Fast Food

General

Fast FoodFast food restaurants serve food to diners who order at a counter and eat seated at tables or booths, unless they order at the drive-in window for take-out instead. Typically, plastic plates, cups, and utensils are used. Fast food restaurants have a limited menu of food and drink choices. These facilities only include an eating area, plus the associated food storage, preparation, and cooking areas, usually open to view from the eating areas.

HVAC

Fast food restaurants frequently pose comfort issues such as:

  • Extremely variable loads with high peaks in energy demand
  • High sensible and latent heat gains due to people, food preparation, and presentation, as well as any gas venting requirements
  • Potential for unbalanced air flow conditions in areas adjacent to kitchens
  • Air flow should be from the eating areas into the kitchen area to avoid odor contamination and heat migration during hot weather
  • Heavy influx of outdoor air through entrances, especially during peak hours

Typical System

Most are stand-alone restaurants and typically utilize air-cooled rooftop equipment. Ideally, the systems are designed with one unit serving each zone. Restaurants located in larger buildings may be tied into the building's chilled/hot water system. In many cases, due to their operating hours not coinciding with that of the building, they may have separate systems serving only their needs. They may be water-cooled where cooling tower water is available, otherwise, they are usually air-cooled due to the lower maintenance required.

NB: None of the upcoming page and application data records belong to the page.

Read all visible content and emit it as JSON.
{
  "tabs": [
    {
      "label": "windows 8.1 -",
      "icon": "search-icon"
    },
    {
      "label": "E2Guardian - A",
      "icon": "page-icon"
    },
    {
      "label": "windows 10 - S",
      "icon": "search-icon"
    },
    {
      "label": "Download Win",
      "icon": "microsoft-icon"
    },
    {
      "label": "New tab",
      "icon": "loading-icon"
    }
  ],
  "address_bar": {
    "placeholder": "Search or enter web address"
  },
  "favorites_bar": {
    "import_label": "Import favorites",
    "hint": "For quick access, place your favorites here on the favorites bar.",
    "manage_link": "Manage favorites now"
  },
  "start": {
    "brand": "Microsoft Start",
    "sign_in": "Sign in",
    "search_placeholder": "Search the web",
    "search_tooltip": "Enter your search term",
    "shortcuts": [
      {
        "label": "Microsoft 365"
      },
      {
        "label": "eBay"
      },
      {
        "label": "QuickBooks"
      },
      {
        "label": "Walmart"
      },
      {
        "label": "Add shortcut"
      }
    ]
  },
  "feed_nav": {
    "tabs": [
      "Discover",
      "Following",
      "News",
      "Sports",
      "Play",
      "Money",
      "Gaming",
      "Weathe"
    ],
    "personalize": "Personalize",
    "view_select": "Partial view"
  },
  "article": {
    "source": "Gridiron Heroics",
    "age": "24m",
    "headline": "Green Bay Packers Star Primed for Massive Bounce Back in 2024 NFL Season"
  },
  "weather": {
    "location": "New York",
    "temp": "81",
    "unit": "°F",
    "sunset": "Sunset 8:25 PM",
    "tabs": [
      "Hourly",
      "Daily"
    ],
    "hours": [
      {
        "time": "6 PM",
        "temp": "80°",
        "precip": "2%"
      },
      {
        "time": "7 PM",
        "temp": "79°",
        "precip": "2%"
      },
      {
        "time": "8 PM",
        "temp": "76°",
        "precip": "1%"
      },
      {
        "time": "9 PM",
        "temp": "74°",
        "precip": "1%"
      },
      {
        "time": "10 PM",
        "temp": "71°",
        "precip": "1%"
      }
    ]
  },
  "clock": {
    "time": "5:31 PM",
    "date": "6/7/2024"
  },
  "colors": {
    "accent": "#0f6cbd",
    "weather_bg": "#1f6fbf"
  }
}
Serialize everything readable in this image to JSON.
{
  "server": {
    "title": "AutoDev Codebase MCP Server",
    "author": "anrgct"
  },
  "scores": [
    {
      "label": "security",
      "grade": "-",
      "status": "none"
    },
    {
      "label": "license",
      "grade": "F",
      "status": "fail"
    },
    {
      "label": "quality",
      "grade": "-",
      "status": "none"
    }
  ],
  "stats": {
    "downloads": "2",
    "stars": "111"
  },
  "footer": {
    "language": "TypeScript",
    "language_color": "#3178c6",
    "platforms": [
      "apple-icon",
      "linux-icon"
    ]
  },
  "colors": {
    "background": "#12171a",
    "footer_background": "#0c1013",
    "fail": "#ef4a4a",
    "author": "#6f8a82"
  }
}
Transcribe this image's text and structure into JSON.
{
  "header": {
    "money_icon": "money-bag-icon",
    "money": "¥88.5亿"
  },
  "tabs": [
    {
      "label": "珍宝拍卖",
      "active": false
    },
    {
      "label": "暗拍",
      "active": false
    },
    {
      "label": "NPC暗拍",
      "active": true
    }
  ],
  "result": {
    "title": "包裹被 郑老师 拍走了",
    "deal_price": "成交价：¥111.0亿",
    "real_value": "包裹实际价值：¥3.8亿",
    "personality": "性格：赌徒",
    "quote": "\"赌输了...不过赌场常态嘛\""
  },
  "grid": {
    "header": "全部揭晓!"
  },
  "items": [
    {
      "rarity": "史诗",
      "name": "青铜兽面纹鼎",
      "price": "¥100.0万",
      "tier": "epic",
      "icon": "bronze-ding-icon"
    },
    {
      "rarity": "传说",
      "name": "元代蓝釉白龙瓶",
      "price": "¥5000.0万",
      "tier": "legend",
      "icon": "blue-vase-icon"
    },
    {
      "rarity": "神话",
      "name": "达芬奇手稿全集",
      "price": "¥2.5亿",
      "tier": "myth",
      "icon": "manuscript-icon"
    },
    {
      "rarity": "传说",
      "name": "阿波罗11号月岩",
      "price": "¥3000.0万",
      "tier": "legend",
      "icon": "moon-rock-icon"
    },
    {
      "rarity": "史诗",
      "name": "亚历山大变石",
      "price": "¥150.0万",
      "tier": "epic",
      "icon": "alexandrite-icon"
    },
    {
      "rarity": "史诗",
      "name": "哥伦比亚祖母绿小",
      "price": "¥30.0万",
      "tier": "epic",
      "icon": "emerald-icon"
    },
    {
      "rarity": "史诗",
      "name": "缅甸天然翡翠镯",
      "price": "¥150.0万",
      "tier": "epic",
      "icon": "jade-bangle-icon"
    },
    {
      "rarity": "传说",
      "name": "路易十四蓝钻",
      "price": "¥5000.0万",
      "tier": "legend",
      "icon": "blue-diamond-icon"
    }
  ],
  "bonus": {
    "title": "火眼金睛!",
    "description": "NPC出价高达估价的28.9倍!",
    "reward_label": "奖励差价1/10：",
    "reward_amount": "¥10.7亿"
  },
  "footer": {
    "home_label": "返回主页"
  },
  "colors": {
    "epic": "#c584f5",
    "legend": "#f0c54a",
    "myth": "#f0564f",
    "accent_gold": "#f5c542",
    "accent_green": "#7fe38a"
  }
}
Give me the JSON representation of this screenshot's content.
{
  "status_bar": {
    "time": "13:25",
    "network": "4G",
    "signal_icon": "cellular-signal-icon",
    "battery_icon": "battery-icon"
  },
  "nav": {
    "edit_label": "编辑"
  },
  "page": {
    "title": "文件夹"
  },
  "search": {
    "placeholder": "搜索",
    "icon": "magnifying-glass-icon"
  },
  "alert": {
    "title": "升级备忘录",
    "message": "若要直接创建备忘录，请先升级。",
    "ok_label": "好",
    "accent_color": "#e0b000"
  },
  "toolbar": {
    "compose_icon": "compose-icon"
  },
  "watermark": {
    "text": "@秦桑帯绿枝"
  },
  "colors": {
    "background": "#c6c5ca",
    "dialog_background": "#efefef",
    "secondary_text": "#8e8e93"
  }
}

Energy Saving Recommendations

Be alert to expansion needs and the potential replacement of old and/or inefficient HVAC and refrigeration equipment with new, efficient units. On new installations, consider integrating HVAC and refrigeration into a geothermal heat pump system.

Drive Through

Lighting

In the Quick Service Dining category, which includes lunchrooms, cafeterias, snack bars, fast food chains, and coffee shops, the emphasis is on speed.

These facilities generally have higher illumination levels, and the lighting is uniform throughout the dining area. This creates a feeling of economy and efficiency. Besides incandescent lamps, triphosphor, and compact fluorescents are good choices.

Recessed fluorescent fixtures combined with pendant mounted fixtures over the tables often provide a nice touch of decor, as do indirect fluorescent fixtures such as cove or soffit lighting. Use accent lighting sparingly, if at all.

Additional Information:

System Design
Duct Systems
Commercial Cooking
Commercial Refrigeration


Related Topics